(Stored entries):
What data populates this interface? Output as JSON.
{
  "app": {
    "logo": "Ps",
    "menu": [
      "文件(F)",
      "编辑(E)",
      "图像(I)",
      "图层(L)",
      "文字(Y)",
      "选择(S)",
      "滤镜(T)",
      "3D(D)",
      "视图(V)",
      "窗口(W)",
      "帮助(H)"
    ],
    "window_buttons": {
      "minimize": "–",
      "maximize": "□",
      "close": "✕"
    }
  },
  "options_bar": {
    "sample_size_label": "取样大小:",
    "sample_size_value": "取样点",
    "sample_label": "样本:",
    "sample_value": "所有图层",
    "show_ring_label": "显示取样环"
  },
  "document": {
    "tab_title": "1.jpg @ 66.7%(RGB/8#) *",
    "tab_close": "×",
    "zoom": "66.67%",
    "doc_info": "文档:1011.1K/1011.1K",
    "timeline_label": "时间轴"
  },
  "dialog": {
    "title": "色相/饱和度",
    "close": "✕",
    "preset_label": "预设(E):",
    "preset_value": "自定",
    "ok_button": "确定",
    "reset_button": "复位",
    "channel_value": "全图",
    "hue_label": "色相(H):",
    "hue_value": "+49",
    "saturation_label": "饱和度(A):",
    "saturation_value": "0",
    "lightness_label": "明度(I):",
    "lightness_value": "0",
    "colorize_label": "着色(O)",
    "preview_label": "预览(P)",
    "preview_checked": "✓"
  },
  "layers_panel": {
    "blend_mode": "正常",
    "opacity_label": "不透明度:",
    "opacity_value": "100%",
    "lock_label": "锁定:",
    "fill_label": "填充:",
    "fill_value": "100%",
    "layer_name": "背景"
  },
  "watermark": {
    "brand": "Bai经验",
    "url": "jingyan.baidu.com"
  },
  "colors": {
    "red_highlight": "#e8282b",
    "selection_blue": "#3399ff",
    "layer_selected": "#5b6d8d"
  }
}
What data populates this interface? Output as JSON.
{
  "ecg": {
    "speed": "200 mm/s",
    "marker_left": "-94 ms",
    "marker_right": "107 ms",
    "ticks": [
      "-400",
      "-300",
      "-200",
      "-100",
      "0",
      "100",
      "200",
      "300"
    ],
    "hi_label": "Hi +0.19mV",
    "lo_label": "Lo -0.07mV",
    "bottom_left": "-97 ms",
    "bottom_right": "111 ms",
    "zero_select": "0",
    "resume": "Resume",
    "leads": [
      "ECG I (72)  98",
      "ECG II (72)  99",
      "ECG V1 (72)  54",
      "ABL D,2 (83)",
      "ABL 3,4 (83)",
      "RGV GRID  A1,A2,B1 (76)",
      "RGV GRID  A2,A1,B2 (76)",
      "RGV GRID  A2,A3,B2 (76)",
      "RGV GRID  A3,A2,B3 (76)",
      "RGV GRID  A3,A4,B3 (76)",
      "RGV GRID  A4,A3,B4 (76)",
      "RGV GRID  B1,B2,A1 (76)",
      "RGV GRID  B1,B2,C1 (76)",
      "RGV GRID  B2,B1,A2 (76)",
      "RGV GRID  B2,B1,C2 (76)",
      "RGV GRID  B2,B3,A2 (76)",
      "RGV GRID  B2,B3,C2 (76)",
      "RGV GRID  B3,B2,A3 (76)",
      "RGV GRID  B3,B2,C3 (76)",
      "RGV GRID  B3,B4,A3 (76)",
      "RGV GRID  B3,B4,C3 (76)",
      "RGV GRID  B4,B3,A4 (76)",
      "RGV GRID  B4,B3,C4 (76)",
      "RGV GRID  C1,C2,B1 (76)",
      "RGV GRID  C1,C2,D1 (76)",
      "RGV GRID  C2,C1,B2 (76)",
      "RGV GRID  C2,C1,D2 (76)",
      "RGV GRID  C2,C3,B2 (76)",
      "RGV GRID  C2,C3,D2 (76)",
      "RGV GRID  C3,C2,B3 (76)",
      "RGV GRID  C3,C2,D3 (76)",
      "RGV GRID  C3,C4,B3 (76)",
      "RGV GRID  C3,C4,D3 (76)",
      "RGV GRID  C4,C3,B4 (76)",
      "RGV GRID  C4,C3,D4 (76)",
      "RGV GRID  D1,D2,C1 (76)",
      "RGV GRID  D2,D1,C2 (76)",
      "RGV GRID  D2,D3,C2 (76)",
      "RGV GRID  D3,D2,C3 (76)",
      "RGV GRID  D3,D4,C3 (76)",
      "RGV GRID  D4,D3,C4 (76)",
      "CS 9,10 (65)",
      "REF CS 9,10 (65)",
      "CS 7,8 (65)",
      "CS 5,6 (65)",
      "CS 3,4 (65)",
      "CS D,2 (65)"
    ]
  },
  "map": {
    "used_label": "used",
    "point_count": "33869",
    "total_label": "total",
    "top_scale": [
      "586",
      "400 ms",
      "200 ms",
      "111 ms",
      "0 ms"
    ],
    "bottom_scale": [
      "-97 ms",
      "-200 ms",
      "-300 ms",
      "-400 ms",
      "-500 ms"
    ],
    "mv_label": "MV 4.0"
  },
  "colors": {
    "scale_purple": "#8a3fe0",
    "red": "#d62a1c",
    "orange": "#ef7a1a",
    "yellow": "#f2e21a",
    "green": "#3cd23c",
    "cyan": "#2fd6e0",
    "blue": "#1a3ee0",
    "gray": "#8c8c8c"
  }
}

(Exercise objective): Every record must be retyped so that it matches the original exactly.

(Response box):
What data populates this interface? Output as JSON.
{
  "app": {
    "logo": "Ps",
    "menu": [
      "文件(F)",
      "编辑(E)",
      "图像(I)",
      "图层(L)",
      "文字(Y)",
      "选择(S)",
      "滤镜(T)",
      "3D(D)",
      "视图(V)",
      "窗口(W)",
      "帮助(H)"
    ],
    "window_buttons": {
      "minimize": "–",
      "maximize": "□",
      "close": "✕"
    }
  },
  "options_bar": {
    "sample_size_label": "取样大小:",
    "sample_size_value": "取样点",
    "sample_label": "样本:",
    "sample_value": "所有图层",
    "show_ring_label": "显示取样环"
  },
  "document": {
    "tab_title": "1.jpg @ 66.7%(RGB/8#) *",
    "tab_close": "×",
    "zoom": "66.67%",
    "doc_info": "文档:1011.1K/1011.1K",
    "timeline_label": "时间轴"
  },
  "dialog": {
    "title": "色相/饱和度",
    "close": "✕",
    "preset_label": "预设(E):",
    "preset_value": "自定",
    "ok_button": "确定",
    "reset_button": "复位",
    "channel_value": "全图",
    "hue_label": "色相(H):",
    "hue_value": "+49",
    "saturation_label": "饱和度(A):",
    "saturation_value": "0",
    "lightness_label": "明度(I):",
    "lightness_value": "0",
    "colorize_label": "着色(O)",
    "preview_label": "预览(P)",
    "preview_checked": "✓"
  },
  "layers_panel": {
    "blend_mode": "正常",
    "opacity_label": "不透明度:",
    "opacity_value": "100%",
    "lock_label": "锁定:",
    "fill_label": "填充:",
    "fill_value": "100%",
    "layer_name": "背景"
  },
  "watermark": {
    "brand": "Bai经验",
    "url": "jingyan.baidu.com"
  },
  "colors": {
    "red_highlight": "#e8282b",
    "selection_blue": "#3399ff",
    "layer_selected": "#5b6d8d"
  }
}
What data populates this interface? Output as JSON.
{
  "ecg": {
    "speed": "200 mm/s",
    "marker_left": "-94 ms",
    "marker_right": "107 ms",
    "ticks": [
      "-400",
      "-300",
      "-200",
      "-100",
      "0",
      "100",
      "200",
      "300"
    ],
    "hi_label": "Hi +0.19mV",
    "lo_label": "Lo -0.07mV",
    "bottom_left": "-97 ms",
    "bottom_right": "111 ms",
    "zero_select": "0",
    "resume": "Resume",
    "leads": [
      "ECG I (72)  98",
      "ECG II (72)  99",
      "ECG V1 (72)  54",
      "ABL D,2 (83)",
      "ABL 3,4 (83)",
      "RGV GRID  A1,A2,B1 (76)",
      "RGV GRID  A2,A1,B2 (76)",
      "RGV GRID  A2,A3,B2 (76)",
      "RGV GRID  A3,A2,B3 (76)",
      "RGV GRID  A3,A4,B3 (76)",
      "RGV GRID  A4,A3,B4 (76)",
      "RGV GRID  B1,B2,A1 (76)",
      "RGV GRID  B1,B2,C1 (76)",
      "RGV GRID  B2,B1,A2 (76)",
      "RGV GRID  B2,B1,C2 (76)",
      "RGV GRID  B2,B3,A2 (76)",
      "RGV GRID  B2,B3,C2 (76)",
      "RGV GRID  B3,B2,A3 (76)",
      "RGV GRID  B3,B2,C3 (76)",
      "RGV GRID  B3,B4,A3 (76)",
      "RGV GRID  B3,B4,C3 (76)",
      "RGV GRID  B4,B3,A4 (76)",
      "RGV GRID  B4,B3,C4 (76)",
      "RGV GRID  C1,C2,B1 (76)",
      "RGV GRID  C1,C2,D1 (76)",
      "RGV GRID  C2,C1,B2 (76)",
      "RGV GRID  C2,C1,D2 (76)",
      "RGV GRID  C2,C3,B2 (76)",
      "RGV GRID  C2,C3,D2 (76)",
      "RGV GRID  C3,C2,B3 (76)",
      "RGV GRID  C3,C2,D3 (76)",
      "RGV GRID  C3,C4,B3 (76)",
      "RGV GRID  C3,C4,D3 (76)",
      "RGV GRID  C4,C3,B4 (76)",
      "RGV GRID  C4,C3,D4 (76)",
      "RGV GRID  D1,D2,C1 (76)",
      "RGV GRID  D2,D1,C2 (76)",
      "RGV GRID  D2,D3,C2 (76)",
      "RGV GRID  D3,D2,C3 (76)",
      "RGV GRID  D3,D4,C3 (76)",
      "RGV GRID  D4,D3,C4 (76)",
      "CS 9,10 (65)",
      "REF CS 9,10 (65)",
      "CS 7,8 (65)",
      "CS 5,6 (65)",
      "CS 3,4 (65)",
      "CS D,2 (65)"
    ]
  },
  "map": {
    "used_label": "used",
    "point_count": "33869",
    "total_label": "total",
    "top_scale": [
      "586",
      "400 ms",
      "200 ms",
      "111 ms",
      "0 ms"
    ],
    "bottom_scale": [
      "-97 ms",
      "-200 ms",
      "-300 ms",
      "-400 ms",
      "-500 ms"
    ],
    "mv_label": "MV 4.0"
  },
  "colors": {
    "scale_purple": "#8a3fe0",
    "red": "#d62a1c",
    "orange": "#ef7a1a",
    "yellow": "#f2e21a",
    "green": "#3cd23c",
    "cyan": "#2fd6e0",
    "blue": "#1a3ee0",
    "gray": "#8c8c8c"
  }
}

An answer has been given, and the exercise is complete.